    See also In the Matter of M.M., 230 NC App 225 (2013) (the “shall” in GS 50A-207 means the stay is the mandatory procedure when the court determines NC is an inconvenient forum; dismissal of the case is inappropriate).

    When is North Carolina an inconvenient forum?

    North Carolina is an inconvenient forum when the court rules that North Carolina is an inconvenient forum and determines that another State is a more appropriate forum. GS 50A-207(b) sets forth the factors the court is required to consider to make these determinations. That statute requires that the court consider “all relevant factors”, specifically including the following:

    (1)        Whether domestic violence has occurred and is likely to continue in the future and which state could best protect the parties and the child;

    (2)        The length of time the child has resided outside this State;

    (3)        The distance between the court in this State and the court in the state that would assume jurisdiction;

    (4)        The relative financial circumstances of the parties;

    (5)        Any agreement of the parties as to which state should assume jurisdiction;

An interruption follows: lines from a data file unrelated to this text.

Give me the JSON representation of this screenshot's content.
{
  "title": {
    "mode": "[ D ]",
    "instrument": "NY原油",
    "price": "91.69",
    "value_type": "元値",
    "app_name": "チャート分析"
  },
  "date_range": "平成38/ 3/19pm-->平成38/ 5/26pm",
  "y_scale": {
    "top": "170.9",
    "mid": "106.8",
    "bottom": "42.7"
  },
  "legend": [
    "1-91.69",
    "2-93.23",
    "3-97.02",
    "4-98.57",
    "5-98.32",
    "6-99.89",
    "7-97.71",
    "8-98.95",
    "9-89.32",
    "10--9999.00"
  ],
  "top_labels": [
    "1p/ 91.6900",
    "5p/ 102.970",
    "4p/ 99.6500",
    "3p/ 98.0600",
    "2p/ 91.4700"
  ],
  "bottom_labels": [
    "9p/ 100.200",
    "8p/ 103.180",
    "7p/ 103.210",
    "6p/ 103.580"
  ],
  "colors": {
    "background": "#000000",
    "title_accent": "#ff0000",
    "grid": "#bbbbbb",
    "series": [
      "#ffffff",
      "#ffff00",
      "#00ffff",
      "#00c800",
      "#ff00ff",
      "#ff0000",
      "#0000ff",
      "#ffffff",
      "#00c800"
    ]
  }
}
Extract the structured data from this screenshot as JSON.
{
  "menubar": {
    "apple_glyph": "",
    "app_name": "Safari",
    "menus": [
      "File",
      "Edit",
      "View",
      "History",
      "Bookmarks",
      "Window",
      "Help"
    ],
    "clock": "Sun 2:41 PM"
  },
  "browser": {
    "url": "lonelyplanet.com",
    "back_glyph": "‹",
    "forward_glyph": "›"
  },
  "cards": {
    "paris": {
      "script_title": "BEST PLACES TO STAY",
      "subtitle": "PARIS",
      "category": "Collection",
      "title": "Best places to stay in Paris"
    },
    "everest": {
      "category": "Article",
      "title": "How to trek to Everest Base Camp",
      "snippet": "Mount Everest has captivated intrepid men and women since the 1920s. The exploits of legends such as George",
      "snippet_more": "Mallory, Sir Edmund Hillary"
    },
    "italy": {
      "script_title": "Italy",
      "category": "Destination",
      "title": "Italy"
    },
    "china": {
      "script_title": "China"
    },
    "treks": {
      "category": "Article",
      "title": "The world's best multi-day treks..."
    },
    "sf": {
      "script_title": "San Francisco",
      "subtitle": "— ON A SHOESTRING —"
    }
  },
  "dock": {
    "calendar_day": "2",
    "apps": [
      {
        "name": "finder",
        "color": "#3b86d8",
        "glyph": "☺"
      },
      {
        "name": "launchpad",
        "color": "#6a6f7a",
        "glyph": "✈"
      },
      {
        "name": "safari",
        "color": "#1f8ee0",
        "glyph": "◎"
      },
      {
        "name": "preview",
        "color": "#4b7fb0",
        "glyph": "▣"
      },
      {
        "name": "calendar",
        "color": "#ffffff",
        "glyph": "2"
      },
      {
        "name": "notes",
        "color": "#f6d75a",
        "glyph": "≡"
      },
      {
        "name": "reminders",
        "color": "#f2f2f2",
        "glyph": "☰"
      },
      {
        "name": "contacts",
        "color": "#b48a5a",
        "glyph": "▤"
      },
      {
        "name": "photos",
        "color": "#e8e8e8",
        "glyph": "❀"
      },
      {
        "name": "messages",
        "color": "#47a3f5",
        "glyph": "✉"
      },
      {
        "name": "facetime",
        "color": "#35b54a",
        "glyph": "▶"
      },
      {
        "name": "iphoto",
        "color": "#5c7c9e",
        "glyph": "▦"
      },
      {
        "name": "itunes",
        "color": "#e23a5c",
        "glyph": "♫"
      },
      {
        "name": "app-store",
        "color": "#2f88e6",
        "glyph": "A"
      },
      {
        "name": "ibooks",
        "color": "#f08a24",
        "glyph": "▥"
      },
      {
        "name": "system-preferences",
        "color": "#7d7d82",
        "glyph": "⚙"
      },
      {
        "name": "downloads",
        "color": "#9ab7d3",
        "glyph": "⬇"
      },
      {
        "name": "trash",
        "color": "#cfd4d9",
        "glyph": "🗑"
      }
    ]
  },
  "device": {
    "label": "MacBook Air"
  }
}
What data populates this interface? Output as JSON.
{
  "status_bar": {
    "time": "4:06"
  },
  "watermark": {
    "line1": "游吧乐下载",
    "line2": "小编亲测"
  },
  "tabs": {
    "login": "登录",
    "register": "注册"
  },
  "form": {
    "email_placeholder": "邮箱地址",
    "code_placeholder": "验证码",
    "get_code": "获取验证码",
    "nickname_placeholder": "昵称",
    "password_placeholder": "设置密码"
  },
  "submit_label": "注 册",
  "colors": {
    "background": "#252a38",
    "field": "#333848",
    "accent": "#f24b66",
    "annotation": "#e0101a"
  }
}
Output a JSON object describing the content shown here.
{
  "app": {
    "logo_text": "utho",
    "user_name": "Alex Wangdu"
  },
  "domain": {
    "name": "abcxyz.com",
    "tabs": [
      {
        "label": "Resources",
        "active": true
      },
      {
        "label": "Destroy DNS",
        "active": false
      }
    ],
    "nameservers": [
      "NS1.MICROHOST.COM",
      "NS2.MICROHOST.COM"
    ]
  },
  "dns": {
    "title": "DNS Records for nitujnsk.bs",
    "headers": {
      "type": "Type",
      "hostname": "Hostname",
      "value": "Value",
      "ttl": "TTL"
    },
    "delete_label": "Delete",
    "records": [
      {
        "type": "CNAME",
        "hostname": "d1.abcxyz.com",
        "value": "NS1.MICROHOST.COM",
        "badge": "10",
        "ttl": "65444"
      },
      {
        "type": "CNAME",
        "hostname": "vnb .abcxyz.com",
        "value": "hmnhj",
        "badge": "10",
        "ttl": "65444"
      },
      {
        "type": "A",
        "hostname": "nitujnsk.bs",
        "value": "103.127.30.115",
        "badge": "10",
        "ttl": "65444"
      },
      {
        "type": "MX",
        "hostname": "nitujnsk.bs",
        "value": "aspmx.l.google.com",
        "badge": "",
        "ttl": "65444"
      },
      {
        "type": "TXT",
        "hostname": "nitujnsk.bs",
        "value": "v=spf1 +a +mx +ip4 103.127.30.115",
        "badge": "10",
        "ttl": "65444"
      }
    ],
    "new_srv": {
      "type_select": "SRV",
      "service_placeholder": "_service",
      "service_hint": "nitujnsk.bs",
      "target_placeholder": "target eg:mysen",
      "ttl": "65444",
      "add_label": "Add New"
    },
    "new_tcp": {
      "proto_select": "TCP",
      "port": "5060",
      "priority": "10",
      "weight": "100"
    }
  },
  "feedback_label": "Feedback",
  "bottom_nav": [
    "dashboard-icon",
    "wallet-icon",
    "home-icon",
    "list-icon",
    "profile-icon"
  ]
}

    (6)        The nature and location of the evidence required to resolve the pending litigation, including testimony of the child;

    (7)        The ability of the court of each state to decide the issue expeditiously and the procedures necessary to present the evidence; and

    (8)        The familiarity of the court of each state with the facts and issues in the pending litigation.


    When a court determines North Carolina is an inconvenient forum, it must make sufficient findings of fact to demonstrate that it considered all of these factors about which evidence was offered. In the Matter of M.M., 230 NC App 225 (2013).

    The Official Comment to GS 50A-207 reminds us that when making this decision, the court “may communicate, in accordance with [GS 50A-110], with a court in another State and exchange information pertinent to the assumption of jurisdiction by either court.”

    Can a court determine NC is an inconvenient forum when there is no custody claim pending?

    What if, after a custody trial is conducted in North Carolina and the court enters a custody order, one party files a motion asking that the court determine North Carolina is an inconvenient forum for any future custody issue that may arise, such as a motion to modify? Can a court determine North Carolina is an inconvenient forum outside of the context of a pending custody issue?

    Our appellate courts have not answered this question, and GS 50A-207(a) states that the court may decline to exercise jurisdiction “at any time” it determines North Carolina is an inconvenient forum.

    However, GS 50A-207 indicates that a decision about the most appropriate forum should be made only in the context of a pending request for a custody determination. The Official Comment to the statute states that the purpose of the statute is to authorize the court “to decide that another state is in a better position to make the custody determination, taking into consideration the relative circumstances of the parties.” It seems obvious the drafters mean the circumstances of the parties at the time the custody determination is to be made. Similarly, several of the factors the court must consider specifically reference a pending issue; for example, (6) “the nature and location of evidence needed to resolve the pending issue,” (7) the ability of the court of each state to decide the issue expeditiously,” and “the familiarity if the court of each state with the facts and issues in the pending litigation.”

    Anyone familiar with custody litigation knows that it is impossible to anticipate what the circumstances of the parties will be by the time they need to return to court. The decision about the appropriate forum for litigation needs to made based upon consideration of the facts at the time the court is being asked to act.






    Cheryl Howell is a Professor of Public Law and Government at the School of Government specializing in family law.

    Leave a Reply

    Your email address will not be published. Required fields are marked *

^ Back to Top